Raising a Jewish family in Tennessee can be challenging. From the first day of Little League our kids have felt “othered;” they are often the only. They have been told they are going to hell, not been fed on class trips when there were no kosher options offered, and had to navigate missing out on events planned on major Holy Days.
Being a Jewish family in Tennessee is also wonderful. The Jewish community is filled with diversity and support. There is an intentionality not often experienced in larger communities, and a pride, strength and resiliency that grows from making a conscious decision every day to not hide who you are.

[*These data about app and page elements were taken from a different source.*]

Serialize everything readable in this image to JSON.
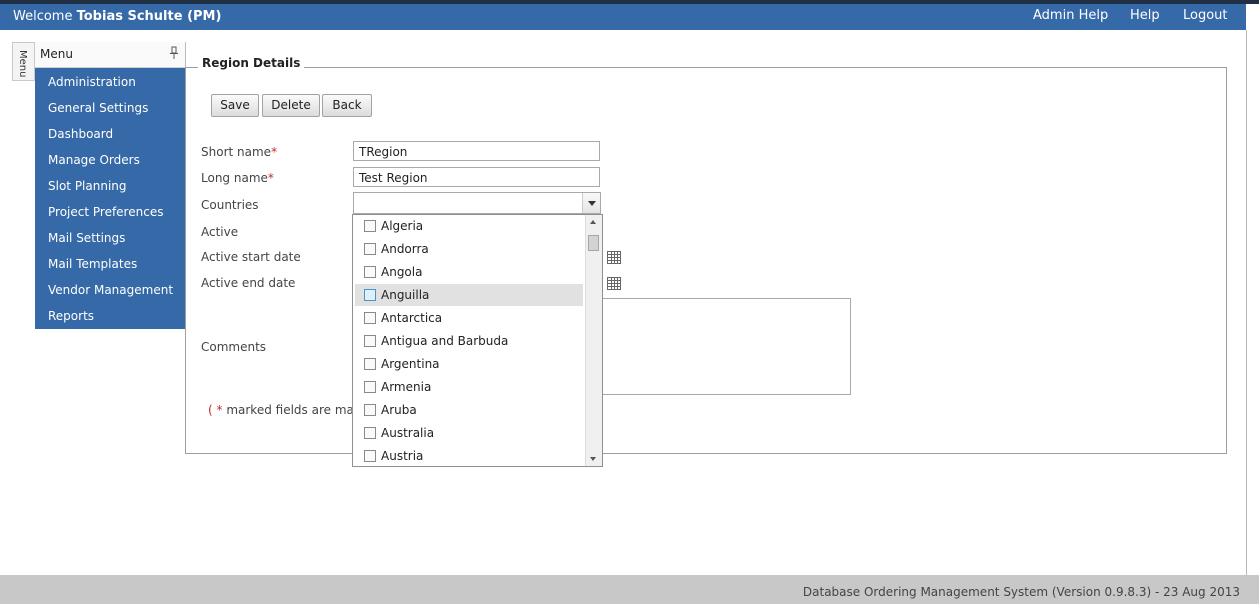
{
  "header": {
    "welcome_prefix": "Welcome",
    "user_name": "Tobias Schulte (PM)",
    "links": [
      "Admin Help",
      "Help",
      "Logout"
    ]
  },
  "side_menu": {
    "tab_label": "Menu",
    "title": "Menu",
    "items": [
      "Administration",
      "General Settings",
      "Dashboard",
      "Manage Orders",
      "Slot Planning",
      "Project Preferences",
      "Mail Settings",
      "Mail Templates",
      "Vendor Management",
      "Reports"
    ]
  },
  "form": {
    "legend": "Region Details",
    "buttons": {
      "save": "Save",
      "delete": "Delete",
      "back": "Back"
    },
    "short_name_label": "Short name",
    "short_name_value": "TRegion",
    "long_name_label": "Long name",
    "long_name_value": "Test Region",
    "required_marker": "*",
    "countries_label": "Countries",
    "countries_value": "",
    "active_label": "Active",
    "active_start_label": "Active start date",
    "active_end_label": "Active end date",
    "comments_label": "Comments",
    "mandatory_note_open": "(",
    "mandatory_note_text": " marked fields are manda"
  },
  "countries_dropdown": {
    "options": [
      "Algeria",
      "Andorra",
      "Angola",
      "Anguilla",
      "Antarctica",
      "Antigua and Barbuda",
      "Argentina",
      "Armenia",
      "Aruba",
      "Australia",
      "Austria"
    ],
    "highlighted": "Anguilla"
  },
  "footer": {
    "text": "Database Ordering Management System (Version 0.9.8.3) - 23 Aug 2013"
  },
  "colors": {
    "header": "#3669a7",
    "menu": "#3669a7",
    "required": "#c62828",
    "footer": "#c8c8c8"
  }
}
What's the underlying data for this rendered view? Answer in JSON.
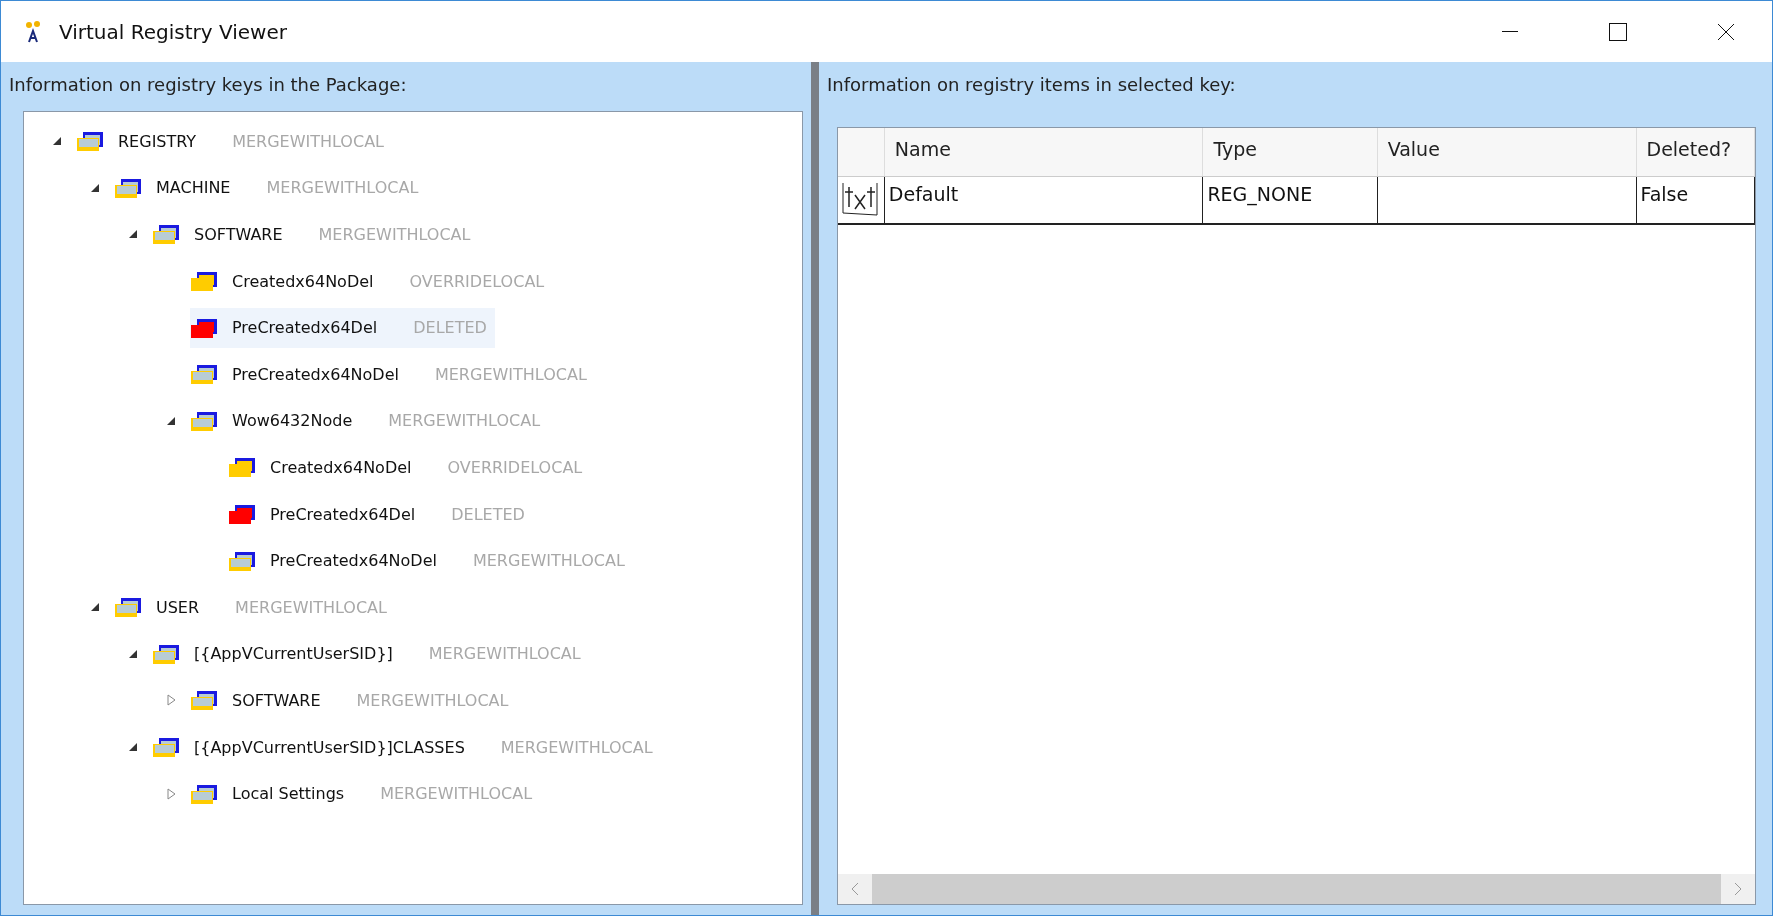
{
  "window": {
    "title": "Virtual Registry Viewer"
  },
  "left_panel": {
    "label": "Information on registry keys in the Package:",
    "tree": [
      {
        "name": "REGISTRY",
        "status": "MERGEWITHLOCAL",
        "kind": "merge",
        "expanded": true,
        "selected": false,
        "children": [
          {
            "name": "MACHINE",
            "status": "MERGEWITHLOCAL",
            "kind": "merge",
            "expanded": true,
            "selected": false,
            "children": [
              {
                "name": "SOFTWARE",
                "status": "MERGEWITHLOCAL",
                "kind": "merge",
                "expanded": true,
                "selected": false,
                "children": [
                  {
                    "name": "Createdx64NoDel",
                    "status": "OVERRIDELOCAL",
                    "kind": "override",
                    "selected": false
                  },
                  {
                    "name": "PreCreatedx64Del",
                    "status": "DELETED",
                    "kind": "deleted",
                    "selected": true
                  },
                  {
                    "name": "PreCreatedx64NoDel",
                    "status": "MERGEWITHLOCAL",
                    "kind": "merge",
                    "selected": false
                  },
                  {
                    "name": "Wow6432Node",
                    "status": "MERGEWITHLOCAL",
                    "kind": "merge",
                    "expanded": true,
                    "selected": false,
                    "children": [
                      {
                        "name": "Createdx64NoDel",
                        "status": "OVERRIDELOCAL",
                        "kind": "override",
                        "selected": false
                      },
                      {
                        "name": "PreCreatedx64Del",
                        "status": "DELETED",
                        "kind": "deleted",
                        "selected": false
                      },
                      {
                        "name": "PreCreatedx64NoDel",
                        "status": "MERGEWITHLOCAL",
                        "kind": "merge",
                        "selected": false
                      }
                    ]
                  }
                ]
              }
            ]
          },
          {
            "name": "USER",
            "status": "MERGEWITHLOCAL",
            "kind": "merge",
            "expanded": true,
            "selected": false,
            "children": [
              {
                "name": "[{AppVCurrentUserSID}]",
                "status": "MERGEWITHLOCAL",
                "kind": "merge",
                "expanded": true,
                "selected": false,
                "children": [
                  {
                    "name": "SOFTWARE",
                    "status": "MERGEWITHLOCAL",
                    "kind": "merge",
                    "expanded": false,
                    "selected": false
                  }
                ]
              },
              {
                "name": "[{AppVCurrentUserSID}]CLASSES",
                "status": "MERGEWITHLOCAL",
                "kind": "merge",
                "expanded": true,
                "selected": false,
                "children": [
                  {
                    "name": "Local Settings",
                    "status": "MERGEWITHLOCAL",
                    "kind": "merge",
                    "expanded": false,
                    "selected": false
                  }
                ]
              }
            ]
          }
        ]
      }
    ]
  },
  "right_panel": {
    "label": "Information on registry items in selected key:",
    "table": {
      "columns": [
        "Name",
        "Type",
        "Value",
        "Deleted?"
      ],
      "rows": [
        {
          "cells": [
            "Default",
            "REG_NONE",
            "",
            "False"
          ]
        }
      ]
    }
  }
}
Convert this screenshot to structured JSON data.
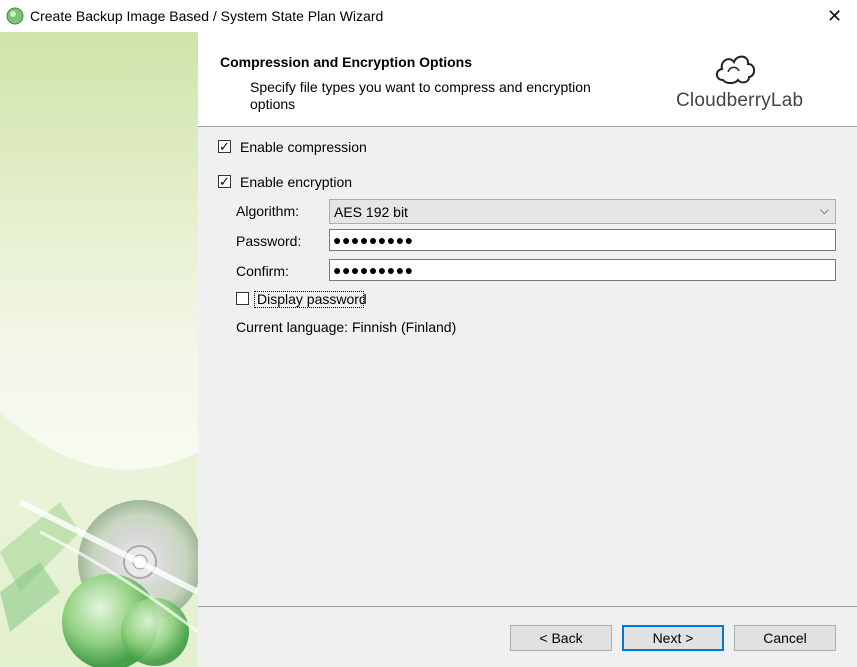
{
  "window": {
    "title": "Create Backup Image Based / System State Plan Wizard",
    "close_glyph": "✕",
    "icon": "cloudberry-app-icon"
  },
  "header": {
    "title": "Compression and Encryption Options",
    "subtitle": "Specify file types you want to compress and encryption options",
    "logo_text": "CloudberryLab"
  },
  "options": {
    "enable_compression": {
      "label": "Enable compression",
      "checked": true
    },
    "enable_encryption": {
      "label": "Enable encryption",
      "checked": true
    },
    "algorithm": {
      "label": "Algorithm:",
      "value": "AES 192 bit"
    },
    "password": {
      "label": "Password:",
      "value": "●●●●●●●●●"
    },
    "confirm": {
      "label": "Confirm:",
      "value": "●●●●●●●●●"
    },
    "display_password": {
      "label": "Display password",
      "checked": false
    },
    "current_language": "Current language: Finnish (Finland)"
  },
  "buttons": {
    "back": "< Back",
    "next": "Next >",
    "cancel": "Cancel"
  },
  "colors": {
    "accent": "#0078d7",
    "banner_green": "#cfe3a8"
  }
}
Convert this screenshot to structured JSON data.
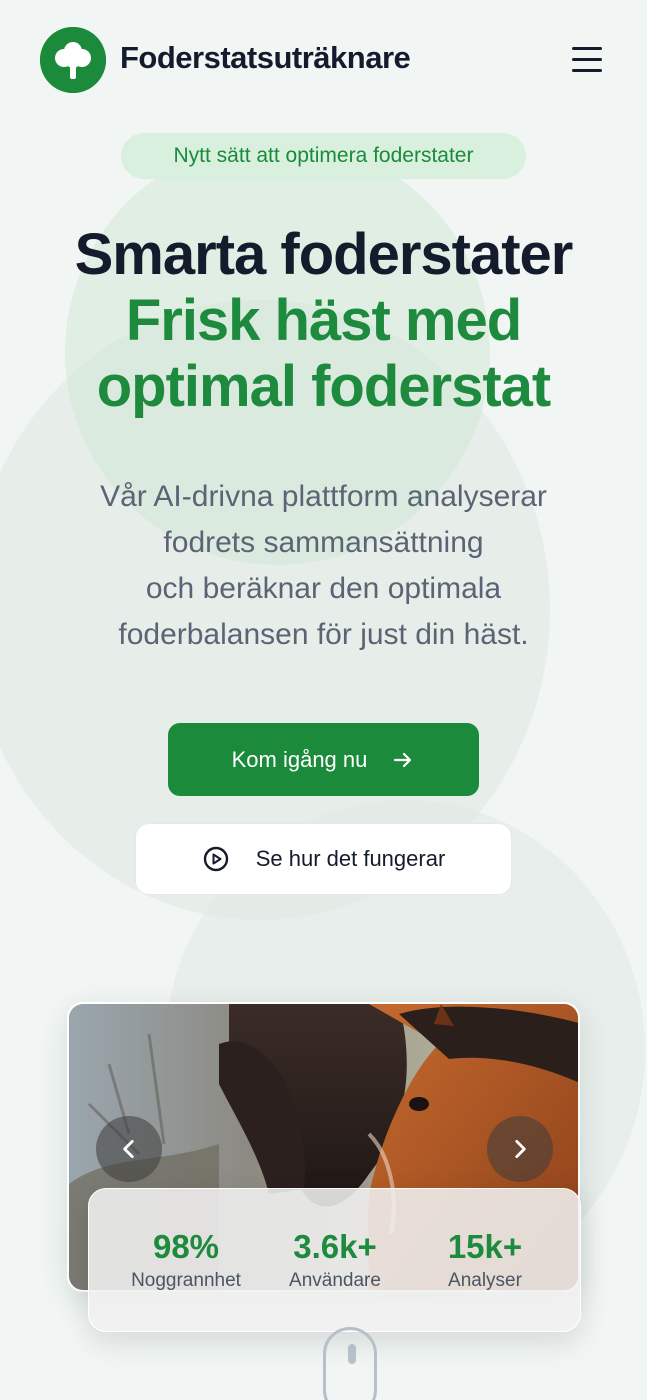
{
  "header": {
    "brand": "Foderstatsuträknare"
  },
  "hero": {
    "badge": "Nytt sätt att optimera foderstater",
    "title_line1": "Smarta foderstater",
    "title_line2": "Frisk häst med",
    "title_line3": "optimal foderstat",
    "subtitle_lines": [
      "Vår AI-drivna plattform analyserar",
      "fodrets sammansättning",
      "och beräknar den optimala",
      "foderbalansen för just din häst."
    ],
    "primary_cta": "Kom igång nu",
    "secondary_cta": "Se hur det fungerar"
  },
  "stats": [
    {
      "value": "98%",
      "label": "Noggrannhet"
    },
    {
      "value": "3.6k+",
      "label": "Användare"
    },
    {
      "value": "15k+",
      "label": "Analyser"
    }
  ],
  "colors": {
    "brand_green": "#1b8b3b",
    "heading_dark": "#141b2c",
    "body_gray": "#5b6474",
    "badge_bg": "#d9f0de"
  },
  "icons": {
    "logo": "tree-icon",
    "menu": "hamburger-menu-icon",
    "primary_cta": "arrow-right-icon",
    "secondary_cta": "play-circle-icon",
    "carousel_prev": "chevron-left-icon",
    "carousel_next": "chevron-right-icon",
    "scroll": "mouse-scroll-icon"
  }
}
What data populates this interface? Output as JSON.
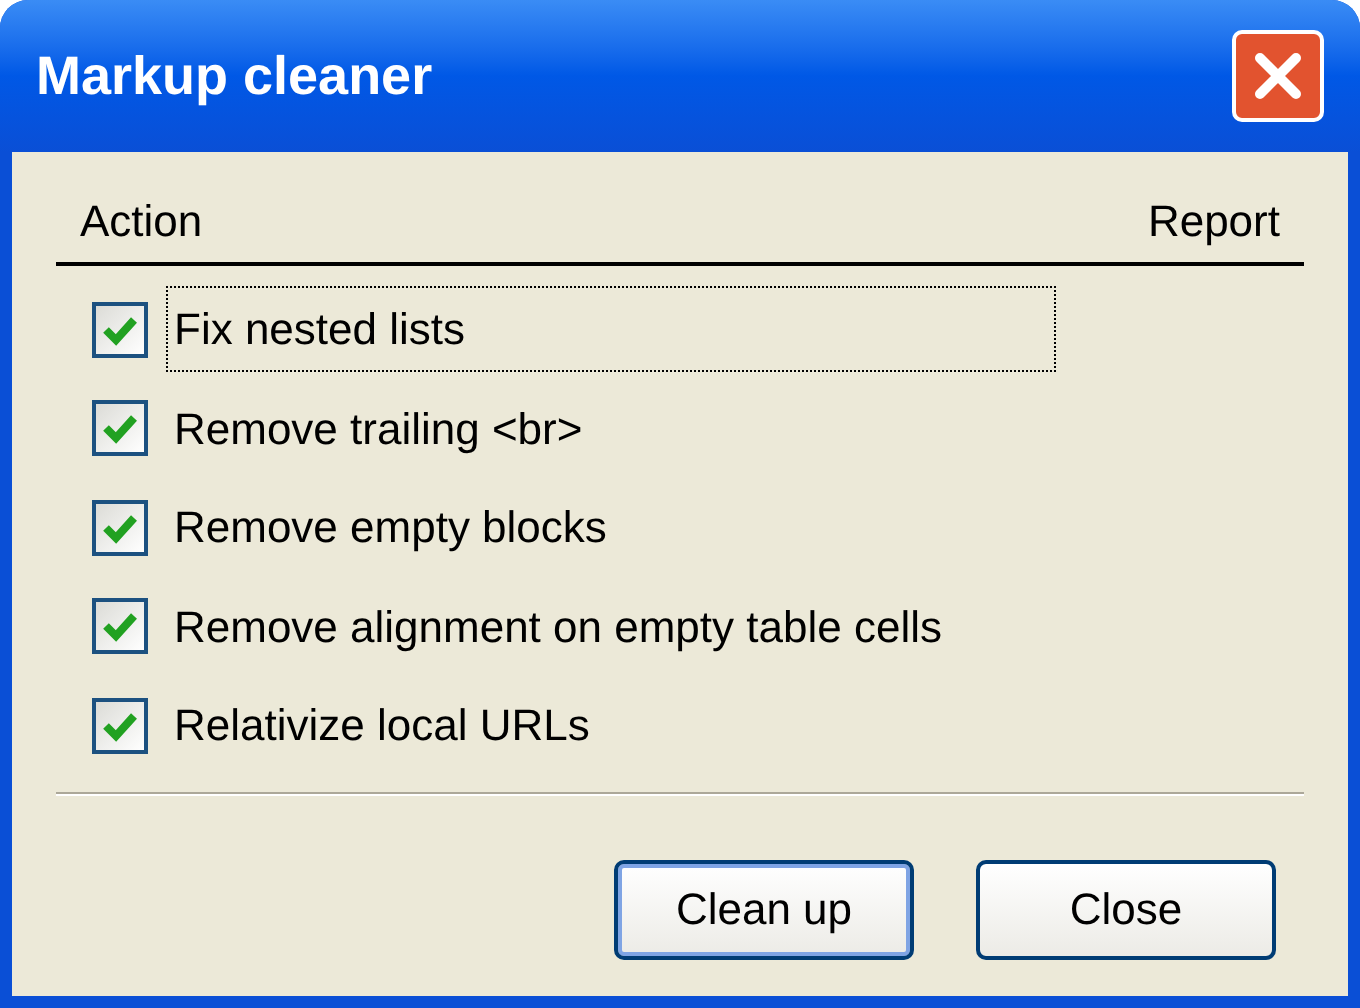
{
  "window": {
    "title": "Markup cleaner"
  },
  "columns": [
    "Action",
    "Report"
  ],
  "items": [
    {
      "label": "Fix nested lists",
      "checked": true,
      "focused": true
    },
    {
      "label": "Remove trailing <br>",
      "checked": true,
      "focused": false
    },
    {
      "label": "Remove empty blocks",
      "checked": true,
      "focused": false
    },
    {
      "label": "Remove alignment on empty table cells",
      "checked": true,
      "focused": false
    },
    {
      "label": "Relativize local URLs",
      "checked": true,
      "focused": false
    }
  ],
  "buttons": [
    {
      "label": "Clean up",
      "default": true
    },
    {
      "label": "Close",
      "default": false
    }
  ]
}
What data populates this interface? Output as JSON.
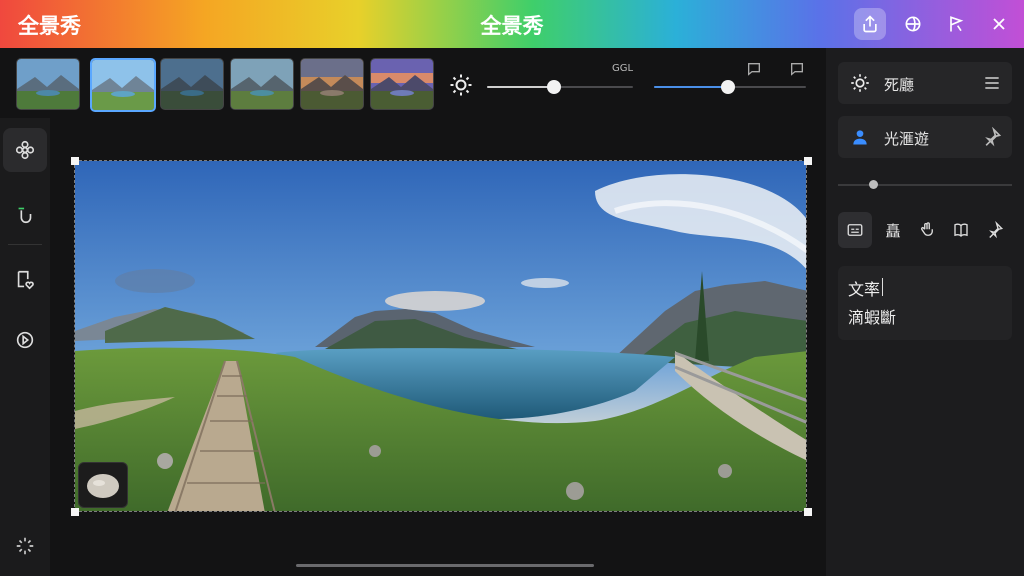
{
  "window": {
    "app_name": "全景秀",
    "title": "全景秀",
    "buttons": [
      {
        "name": "share-button",
        "icon": "share-icon"
      },
      {
        "name": "rotate-view-button",
        "icon": "rotate-icon"
      },
      {
        "name": "flag-button",
        "icon": "flag-icon"
      },
      {
        "name": "close-button",
        "icon": "close-icon"
      }
    ]
  },
  "left_toolbar": {
    "items": [
      {
        "name": "filters-tool",
        "icon": "flower-icon",
        "active": true
      },
      {
        "name": "undo-tool",
        "icon": "undo-icon",
        "active": false
      },
      {
        "name": "tag-tool",
        "icon": "tag-heart-icon",
        "active": false
      },
      {
        "name": "play-tool",
        "icon": "play-circle-icon",
        "active": false
      },
      {
        "name": "settings-tool",
        "icon": "sparkle-icon",
        "active": false
      }
    ]
  },
  "presets": {
    "count": 6,
    "selected_index": 1
  },
  "top_controls": {
    "brightness_icon": "sun-icon",
    "label": "GGL",
    "slider1_value": 0.46,
    "slider2_value": 0.49,
    "icons": [
      "comment-icon",
      "comment-icon"
    ]
  },
  "right_panel": {
    "card1": {
      "label": "死廳",
      "icon": "sun-icon",
      "right_icon": "menu-icon"
    },
    "card2": {
      "label": "光滙遊",
      "icon": "person-icon",
      "right_icon": "pin-icon"
    },
    "slider_value": 0.2,
    "tools": [
      {
        "name": "subtitle-tool",
        "icon": "caption-icon",
        "active": true
      },
      {
        "name": "text-tool",
        "text": "矗",
        "active": false
      },
      {
        "name": "brush-tool",
        "icon": "hand-icon",
        "active": false
      },
      {
        "name": "bookmark-tool",
        "icon": "book-icon",
        "active": false
      },
      {
        "name": "pin-tool",
        "icon": "pin-icon",
        "active": false
      }
    ],
    "text_lines": [
      "文率",
      "滴蝦斷"
    ]
  },
  "colors": {
    "accent": "#5aa7ff",
    "person_icon": "#3a8dff"
  }
}
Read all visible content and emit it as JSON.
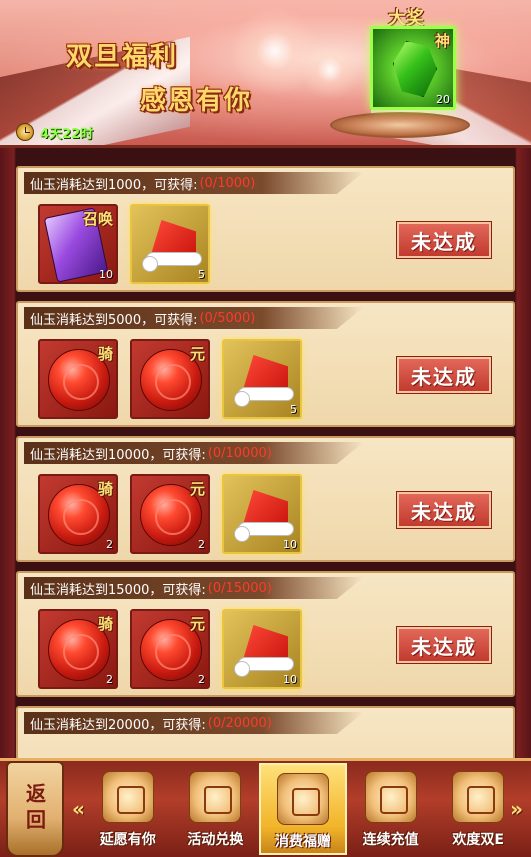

When looking at colleges, our son intentionally sought out schools with engaged Jewish populations; where he would meet other Jewish students in an english or a math class, not just at Hillel. He wanted to feel safe and wanted to experience being part of a group.
The recent appearance of two swastikas on the IC campus have shattered that sense of safety. Some of my son’s friends are reaching out to him to say that they are afraid to wear a necklace that identifies them as Jewish or carry a water bottle with Ithaca in Hebrew letters. He also has had conversations with peers who do not understand why it’s that big of a deal.
Outside of the Bomber Bubble, conversations swirl about whether the Jewish people are a race, whether the taking of hostages at a synagogue is an antisemitic act, why we are still talking about the Holocaust when it happened “so long ago.” These conversations miss the point. Of course, there are global messages to be learned from the Holocaust. We understand that when good people stand by and do nothing, horrific consequences follow. We understand that the assignment of one group of people as “less than” (whether that be because of skin color, religion, sexual orientation, or ability) is false and harmful. AND we know that the drawing of a swastika is a specific act intended to make a specific group of people feel afraid.
This is unacceptable anywhere in society, but especially at an institution of higher education where our children can learn as much outside of the classroom as inside by meeting people from a multiplicity of backgrounds and coming to appreciate each other’s differences.
A college campus must not become a campus of hatred and fear. It must not be a place where some of our children feel “othered.” Ithaca College must be a campus where students treat each other with respect, where they are encouraged to step outside of their comfort zones and learn from one another.
Change doesn’t happen in a vacuum. I encourage you to discuss this issue with your student; to challenge them to interact with students from different backgrounds in a meaningful way; to develop empathy as a tool that will help them move through the world successfully long after their time at Ithaca. We must find a united path forward. One in which we are all willing to take risks and be upstanders when we see harmful behaviors. We must do our part to ensure that Ithaca College is a place where students can live and learn without fear and without bias towards each other.